[Records shown Boundary: Start]
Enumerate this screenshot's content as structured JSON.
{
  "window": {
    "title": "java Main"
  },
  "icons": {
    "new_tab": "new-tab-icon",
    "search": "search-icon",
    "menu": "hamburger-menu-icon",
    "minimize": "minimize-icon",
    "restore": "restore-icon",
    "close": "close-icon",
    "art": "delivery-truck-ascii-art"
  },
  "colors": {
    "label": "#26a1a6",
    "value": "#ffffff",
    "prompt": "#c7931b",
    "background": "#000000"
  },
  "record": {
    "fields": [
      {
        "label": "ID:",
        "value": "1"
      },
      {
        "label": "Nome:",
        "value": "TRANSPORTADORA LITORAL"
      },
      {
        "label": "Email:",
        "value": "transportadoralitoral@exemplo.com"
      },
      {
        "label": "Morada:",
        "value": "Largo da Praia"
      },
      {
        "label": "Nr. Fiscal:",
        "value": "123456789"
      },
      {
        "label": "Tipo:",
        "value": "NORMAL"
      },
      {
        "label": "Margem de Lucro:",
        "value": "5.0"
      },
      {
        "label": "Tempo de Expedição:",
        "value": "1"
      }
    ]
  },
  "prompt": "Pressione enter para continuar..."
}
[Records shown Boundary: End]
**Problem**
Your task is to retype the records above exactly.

**Your response**
Enumerate this screenshot's content as structured JSON.
{
  "window": {
    "title": "java Main"
  },
  "icons": {
    "new_tab": "new-tab-icon",
    "search": "search-icon",
    "menu": "hamburger-menu-icon",
    "minimize": "minimize-icon",
    "restore": "restore-icon",
    "close": "close-icon",
    "art": "delivery-truck-ascii-art"
  },
  "colors": {
    "label": "#26a1a6",
    "value": "#ffffff",
    "prompt": "#c7931b",
    "background": "#000000"
  },
  "record": {
    "fields": [
      {
        "label": "ID:",
        "value": "1"
      },
      {
        "label": "Nome:",
        "value": "TRANSPORTADORA LITORAL"
      },
      {
        "label": "Email:",
        "value": "transportadoralitoral@exemplo.com"
      },
      {
        "label": "Morada:",
        "value": "Largo da Praia"
      },
      {
        "label": "Nr. Fiscal:",
        "value": "123456789"
      },
      {
        "label": "Tipo:",
        "value": "NORMAL"
      },
      {
        "label": "Margem de Lucro:",
        "value": "5.0"
      },
      {
        "label": "Tempo de Expedição:",
        "value": "1"
      }
    ]
  },
  "prompt": "Pressione enter para continuar..."
}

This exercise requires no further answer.